Currently, all crop biotechnology innovations in the UK are subject to the EU’s regulatory framework, which includes an approvals system for GMOs that has never been properly implemented, leading to significant authorization delays and scientific opinions that are often ignored. This has contributed to business uncertainty, disrupting trade and driving away research and development investment from the plant breeding sector.
The report highlights, for example, that the EU crop biotechnology regulatory system has already contributed to a significant loss of high value-added research scientist jobs and has left the UK subject to a crop trait research and development ‘gap’. Private sector research and development expenditure in the sector has fallen dramatically in the last 20 years, from about £50 million per year in the late 1990s to about £1.25 million today.
A recent Court of Justice of the EU ruling that effectively subjects the latest methods of plant breeding including gene edited crops to the EU’s GMO regulatory system, further puts the EU at odds with the leading agricultural producing and exporting nations of the world that have, based on sound science, determined that many of these innovations do not need to be regulated ‘as GMOs’.
The report considers three future scenarios for the regulation of gene edited crops and GMOs, ranging from maintaining current alignment with the EU through improved implementation of EU rules, to the UK setting its own regulatory path on both GMOs and gene editied crops.
The paper concludes that the potential long-term benefits to the UK economy are likely to be highest if the UK sets its own path on regulating both GMOs and gene edited crops based on sound science, consistent with the regulatory systems operating in most other advanced economies of the world.
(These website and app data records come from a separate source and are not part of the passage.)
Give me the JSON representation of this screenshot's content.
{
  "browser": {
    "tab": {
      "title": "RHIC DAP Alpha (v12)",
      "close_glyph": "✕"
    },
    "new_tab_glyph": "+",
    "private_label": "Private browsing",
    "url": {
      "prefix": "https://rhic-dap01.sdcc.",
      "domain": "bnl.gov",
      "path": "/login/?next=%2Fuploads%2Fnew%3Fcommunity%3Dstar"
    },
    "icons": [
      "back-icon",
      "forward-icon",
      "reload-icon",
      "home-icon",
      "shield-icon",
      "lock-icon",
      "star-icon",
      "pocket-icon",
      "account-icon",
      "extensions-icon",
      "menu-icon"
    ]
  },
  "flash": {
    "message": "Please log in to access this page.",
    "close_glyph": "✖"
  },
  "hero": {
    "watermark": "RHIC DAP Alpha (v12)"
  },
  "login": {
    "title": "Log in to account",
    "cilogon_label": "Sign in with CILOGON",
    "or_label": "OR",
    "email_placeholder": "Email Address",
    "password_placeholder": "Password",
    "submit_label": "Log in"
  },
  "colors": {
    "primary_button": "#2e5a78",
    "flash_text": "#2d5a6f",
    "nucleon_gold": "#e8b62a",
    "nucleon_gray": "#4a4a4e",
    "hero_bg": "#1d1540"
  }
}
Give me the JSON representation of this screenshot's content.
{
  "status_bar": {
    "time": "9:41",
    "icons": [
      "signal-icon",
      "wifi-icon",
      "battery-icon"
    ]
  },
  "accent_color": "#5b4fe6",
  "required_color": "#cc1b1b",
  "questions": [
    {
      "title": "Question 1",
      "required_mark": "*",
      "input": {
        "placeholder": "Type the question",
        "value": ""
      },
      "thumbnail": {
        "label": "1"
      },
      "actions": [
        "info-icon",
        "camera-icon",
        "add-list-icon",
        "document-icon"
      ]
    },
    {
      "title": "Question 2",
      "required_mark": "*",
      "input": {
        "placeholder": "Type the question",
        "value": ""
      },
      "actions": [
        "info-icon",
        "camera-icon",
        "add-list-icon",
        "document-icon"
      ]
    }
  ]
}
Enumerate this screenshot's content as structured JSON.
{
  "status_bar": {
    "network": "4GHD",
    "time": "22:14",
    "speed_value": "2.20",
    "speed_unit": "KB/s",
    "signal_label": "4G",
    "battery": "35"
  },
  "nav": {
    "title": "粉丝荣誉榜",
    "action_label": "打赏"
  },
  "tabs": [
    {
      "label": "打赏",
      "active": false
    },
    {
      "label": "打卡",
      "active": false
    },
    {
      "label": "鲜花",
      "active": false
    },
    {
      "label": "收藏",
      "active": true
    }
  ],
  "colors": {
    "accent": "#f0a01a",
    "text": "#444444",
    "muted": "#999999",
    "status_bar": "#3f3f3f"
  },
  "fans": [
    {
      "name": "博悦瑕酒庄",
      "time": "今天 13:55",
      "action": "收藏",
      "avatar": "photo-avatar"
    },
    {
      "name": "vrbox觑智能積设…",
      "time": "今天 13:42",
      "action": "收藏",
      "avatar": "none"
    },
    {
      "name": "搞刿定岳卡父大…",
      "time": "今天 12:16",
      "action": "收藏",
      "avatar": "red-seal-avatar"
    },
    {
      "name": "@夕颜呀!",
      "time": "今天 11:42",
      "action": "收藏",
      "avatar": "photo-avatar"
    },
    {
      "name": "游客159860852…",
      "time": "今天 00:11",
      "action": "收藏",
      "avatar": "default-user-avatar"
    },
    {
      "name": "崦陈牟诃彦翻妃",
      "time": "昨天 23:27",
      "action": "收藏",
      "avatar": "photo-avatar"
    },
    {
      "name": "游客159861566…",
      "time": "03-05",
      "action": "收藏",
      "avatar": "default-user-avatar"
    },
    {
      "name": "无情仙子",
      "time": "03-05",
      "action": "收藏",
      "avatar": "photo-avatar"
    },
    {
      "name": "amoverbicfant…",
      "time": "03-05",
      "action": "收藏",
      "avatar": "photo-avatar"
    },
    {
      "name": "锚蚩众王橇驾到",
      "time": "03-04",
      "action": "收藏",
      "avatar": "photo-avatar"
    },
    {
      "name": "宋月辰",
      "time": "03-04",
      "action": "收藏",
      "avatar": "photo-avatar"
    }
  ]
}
This is likely to result in the highest levels of UK-based plant genetics sector research expenditure and employment and may also lead to the commercial development of more new crop traits becoming available to UK farmers and food processors.
Read more and download the full report on the PG economics website.
And download the summary infographic here.